#### EXERCISE INPUTS:
________

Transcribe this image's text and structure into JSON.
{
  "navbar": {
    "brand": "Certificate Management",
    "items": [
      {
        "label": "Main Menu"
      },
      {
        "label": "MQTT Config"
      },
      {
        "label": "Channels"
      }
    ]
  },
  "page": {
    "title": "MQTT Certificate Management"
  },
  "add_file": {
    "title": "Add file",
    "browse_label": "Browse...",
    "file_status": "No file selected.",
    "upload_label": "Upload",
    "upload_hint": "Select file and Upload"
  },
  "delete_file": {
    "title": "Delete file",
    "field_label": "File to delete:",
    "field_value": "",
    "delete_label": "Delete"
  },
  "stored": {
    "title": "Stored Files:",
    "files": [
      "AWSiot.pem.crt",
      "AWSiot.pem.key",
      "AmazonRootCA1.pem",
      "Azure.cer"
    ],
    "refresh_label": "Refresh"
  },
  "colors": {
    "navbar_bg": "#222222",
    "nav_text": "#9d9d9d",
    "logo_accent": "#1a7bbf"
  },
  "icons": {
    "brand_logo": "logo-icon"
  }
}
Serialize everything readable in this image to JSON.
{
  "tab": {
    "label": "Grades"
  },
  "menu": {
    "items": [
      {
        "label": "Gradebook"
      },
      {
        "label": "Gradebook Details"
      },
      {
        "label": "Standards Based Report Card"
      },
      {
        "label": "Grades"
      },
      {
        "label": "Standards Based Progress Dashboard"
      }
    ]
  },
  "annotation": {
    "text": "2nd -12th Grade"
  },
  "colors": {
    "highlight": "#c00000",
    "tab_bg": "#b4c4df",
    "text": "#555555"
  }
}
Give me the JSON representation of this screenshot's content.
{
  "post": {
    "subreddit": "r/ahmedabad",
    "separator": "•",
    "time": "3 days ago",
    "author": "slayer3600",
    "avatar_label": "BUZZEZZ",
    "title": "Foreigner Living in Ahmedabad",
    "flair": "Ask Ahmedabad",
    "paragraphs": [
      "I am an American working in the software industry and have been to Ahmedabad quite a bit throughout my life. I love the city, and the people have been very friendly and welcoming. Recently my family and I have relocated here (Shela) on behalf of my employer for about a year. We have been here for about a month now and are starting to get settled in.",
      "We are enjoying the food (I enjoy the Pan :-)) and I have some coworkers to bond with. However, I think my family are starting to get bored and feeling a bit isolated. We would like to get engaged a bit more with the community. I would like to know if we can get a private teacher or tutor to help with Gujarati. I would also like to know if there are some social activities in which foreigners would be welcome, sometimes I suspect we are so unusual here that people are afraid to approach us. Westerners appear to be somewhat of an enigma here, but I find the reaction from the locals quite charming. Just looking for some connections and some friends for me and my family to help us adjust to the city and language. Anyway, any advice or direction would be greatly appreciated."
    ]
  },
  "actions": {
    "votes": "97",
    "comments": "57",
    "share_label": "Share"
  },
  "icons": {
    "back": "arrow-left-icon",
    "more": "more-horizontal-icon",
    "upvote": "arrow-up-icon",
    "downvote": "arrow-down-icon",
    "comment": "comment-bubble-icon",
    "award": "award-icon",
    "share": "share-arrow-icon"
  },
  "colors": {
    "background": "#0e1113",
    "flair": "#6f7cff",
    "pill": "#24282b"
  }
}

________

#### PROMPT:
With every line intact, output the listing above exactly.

#### RESULT OF THIS TASK:
Transcribe this image's text and structure into JSON.
{
  "navbar": {
    "brand": "Certificate Management",
    "items": [
      {
        "label": "Main Menu"
      },
      {
        "label": "MQTT Config"
      },
      {
        "label": "Channels"
      }
    ]
  },
  "page": {
    "title": "MQTT Certificate Management"
  },
  "add_file": {
    "title": "Add file",
    "browse_label": "Browse...",
    "file_status": "No file selected.",
    "upload_label": "Upload",
    "upload_hint": "Select file and Upload"
  },
  "delete_file": {
    "title": "Delete file",
    "field_label": "File to delete:",
    "field_value": "",
    "delete_label": "Delete"
  },
  "stored": {
    "title": "Stored Files:",
    "files": [
      "AWSiot.pem.crt",
      "AWSiot.pem.key",
      "AmazonRootCA1.pem",
      "Azure.cer"
    ],
    "refresh_label": "Refresh"
  },
  "colors": {
    "navbar_bg": "#222222",
    "nav_text": "#9d9d9d",
    "logo_accent": "#1a7bbf"
  },
  "icons": {
    "brand_logo": "logo-icon"
  }
}
Serialize everything readable in this image to JSON.
{
  "tab": {
    "label": "Grades"
  },
  "menu": {
    "items": [
      {
        "label": "Gradebook"
      },
      {
        "label": "Gradebook Details"
      },
      {
        "label": "Standards Based Report Card"
      },
      {
        "label": "Grades"
      },
      {
        "label": "Standards Based Progress Dashboard"
      }
    ]
  },
  "annotation": {
    "text": "2nd -12th Grade"
  },
  "colors": {
    "highlight": "#c00000",
    "tab_bg": "#b4c4df",
    "text": "#555555"
  }
}
Give me the JSON representation of this screenshot's content.
{
  "post": {
    "subreddit": "r/ahmedabad",
    "separator": "•",
    "time": "3 days ago",
    "author": "slayer3600",
    "avatar_label": "BUZZEZZ",
    "title": "Foreigner Living in Ahmedabad",
    "flair": "Ask Ahmedabad",
    "paragraphs": [
      "I am an American working in the software industry and have been to Ahmedabad quite a bit throughout my life. I love the city, and the people have been very friendly and welcoming. Recently my family and I have relocated here (Shela) on behalf of my employer for about a year. We have been here for about a month now and are starting to get settled in.",
      "We are enjoying the food (I enjoy the Pan :-)) and I have some coworkers to bond with. However, I think my family are starting to get bored and feeling a bit isolated. We would like to get engaged a bit more with the community. I would like to know if we can get a private teacher or tutor to help with Gujarati. I would also like to know if there are some social activities in which foreigners would be welcome, sometimes I suspect we are so unusual here that people are afraid to approach us. Westerners appear to be somewhat of an enigma here, but I find the reaction from the locals quite charming. Just looking for some connections and some friends for me and my family to help us adjust to the city and language. Anyway, any advice or direction would be greatly appreciated."
    ]
  },
  "actions": {
    "votes": "97",
    "comments": "57",
    "share_label": "Share"
  },
  "icons": {
    "back": "arrow-left-icon",
    "more": "more-horizontal-icon",
    "upvote": "arrow-up-icon",
    "downvote": "arrow-down-icon",
    "comment": "comment-bubble-icon",
    "award": "award-icon",
    "share": "share-arrow-icon"
  },
  "colors": {
    "background": "#0e1113",
    "flair": "#6f7cff",
    "pill": "#24282b"
  }
}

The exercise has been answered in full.